Susan (Sichen) Shao, PhD
Mechanisms of small molecule translation inhibitors

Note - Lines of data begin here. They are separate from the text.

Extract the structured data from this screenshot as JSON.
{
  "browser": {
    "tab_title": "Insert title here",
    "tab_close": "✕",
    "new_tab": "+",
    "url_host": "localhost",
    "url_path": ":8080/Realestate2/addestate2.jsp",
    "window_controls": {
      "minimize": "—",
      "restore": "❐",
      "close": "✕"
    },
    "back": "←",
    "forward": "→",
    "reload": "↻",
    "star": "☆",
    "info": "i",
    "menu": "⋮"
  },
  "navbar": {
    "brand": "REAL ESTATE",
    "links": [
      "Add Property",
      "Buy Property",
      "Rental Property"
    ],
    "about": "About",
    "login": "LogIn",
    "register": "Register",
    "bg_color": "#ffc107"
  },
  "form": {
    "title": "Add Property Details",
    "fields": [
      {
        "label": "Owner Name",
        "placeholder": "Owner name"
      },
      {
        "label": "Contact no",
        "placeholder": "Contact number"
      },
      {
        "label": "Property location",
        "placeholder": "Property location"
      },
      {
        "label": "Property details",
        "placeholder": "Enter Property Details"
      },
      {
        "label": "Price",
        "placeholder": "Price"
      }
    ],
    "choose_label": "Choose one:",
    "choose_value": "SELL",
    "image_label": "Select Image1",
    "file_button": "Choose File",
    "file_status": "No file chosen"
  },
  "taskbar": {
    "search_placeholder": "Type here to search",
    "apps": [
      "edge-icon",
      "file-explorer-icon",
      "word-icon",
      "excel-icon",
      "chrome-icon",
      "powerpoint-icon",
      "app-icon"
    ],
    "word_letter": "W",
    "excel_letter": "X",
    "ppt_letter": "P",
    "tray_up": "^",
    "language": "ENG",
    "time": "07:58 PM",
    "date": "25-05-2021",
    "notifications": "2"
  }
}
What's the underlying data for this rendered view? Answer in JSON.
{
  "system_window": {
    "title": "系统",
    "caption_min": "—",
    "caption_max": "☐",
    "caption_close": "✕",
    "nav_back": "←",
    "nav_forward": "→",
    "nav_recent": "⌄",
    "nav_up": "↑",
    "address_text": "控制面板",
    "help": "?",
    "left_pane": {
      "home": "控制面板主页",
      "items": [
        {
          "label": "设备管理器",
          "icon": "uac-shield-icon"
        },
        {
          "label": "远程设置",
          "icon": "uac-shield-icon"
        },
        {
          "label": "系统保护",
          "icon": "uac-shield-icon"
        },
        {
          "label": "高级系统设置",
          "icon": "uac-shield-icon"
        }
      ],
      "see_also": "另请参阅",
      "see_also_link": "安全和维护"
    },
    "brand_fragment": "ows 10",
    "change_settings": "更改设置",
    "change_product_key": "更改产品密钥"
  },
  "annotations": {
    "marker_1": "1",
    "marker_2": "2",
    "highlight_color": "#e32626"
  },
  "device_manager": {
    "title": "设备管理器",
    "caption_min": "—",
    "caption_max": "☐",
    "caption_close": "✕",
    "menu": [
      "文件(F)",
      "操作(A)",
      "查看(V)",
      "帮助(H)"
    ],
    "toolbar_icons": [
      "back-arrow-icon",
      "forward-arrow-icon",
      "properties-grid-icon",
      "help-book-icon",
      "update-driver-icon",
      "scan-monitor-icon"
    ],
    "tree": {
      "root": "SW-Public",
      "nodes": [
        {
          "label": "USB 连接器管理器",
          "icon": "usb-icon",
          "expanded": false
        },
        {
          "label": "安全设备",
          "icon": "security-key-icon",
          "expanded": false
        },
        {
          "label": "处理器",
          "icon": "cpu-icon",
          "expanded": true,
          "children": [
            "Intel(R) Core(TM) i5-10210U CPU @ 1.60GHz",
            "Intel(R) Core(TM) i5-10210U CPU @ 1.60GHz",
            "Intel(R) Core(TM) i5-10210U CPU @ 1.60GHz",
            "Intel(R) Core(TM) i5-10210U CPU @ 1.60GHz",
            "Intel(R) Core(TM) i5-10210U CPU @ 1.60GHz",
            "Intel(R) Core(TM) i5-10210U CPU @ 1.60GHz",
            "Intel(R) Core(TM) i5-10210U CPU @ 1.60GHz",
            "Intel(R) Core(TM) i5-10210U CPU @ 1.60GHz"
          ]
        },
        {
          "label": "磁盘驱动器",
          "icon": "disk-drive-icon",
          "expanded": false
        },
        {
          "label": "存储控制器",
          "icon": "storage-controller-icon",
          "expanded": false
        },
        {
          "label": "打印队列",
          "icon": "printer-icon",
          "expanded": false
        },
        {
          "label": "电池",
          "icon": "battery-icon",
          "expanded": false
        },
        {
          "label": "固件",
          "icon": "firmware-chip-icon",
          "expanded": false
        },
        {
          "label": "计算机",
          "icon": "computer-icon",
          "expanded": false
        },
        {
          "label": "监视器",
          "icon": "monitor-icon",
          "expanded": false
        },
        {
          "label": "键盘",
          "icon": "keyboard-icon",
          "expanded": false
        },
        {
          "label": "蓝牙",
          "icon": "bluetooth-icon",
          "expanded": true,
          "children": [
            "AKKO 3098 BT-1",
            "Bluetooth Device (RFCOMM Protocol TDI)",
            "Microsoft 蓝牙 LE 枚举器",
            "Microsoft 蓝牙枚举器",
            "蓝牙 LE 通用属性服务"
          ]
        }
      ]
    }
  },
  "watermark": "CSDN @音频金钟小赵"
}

Translation termination is an essential cellular process that is also of therapeutic interest for diseases that manifest from nonsense mutations. In eukaryotes, translation termination requires eRF1, which recognizes stop codons, catalyzes the release of nascent proteins from ribosomes, and facilitates ribosome recycling. Several small molecules have been reported to trigger eRF1 degradation, which in turns improves the translational readthrough of premature stop codons. However, the mechanism of action of these small molecules is poorly understood. Here, we report cryogenic electron microscopy (cryo-EM) structures showing that one such molecule glues the N domain of eRF1 involved in stop codon recognition to the ribosomal subunit interface near the decoding center. Aberrant stabilization of eRF1 on ribosomes leads to eRF1 ubiquitylation and a higher frequency of translation termination at near-cognate stop codons. Our findings raise new considerations for pharmacologically targeting translation termination.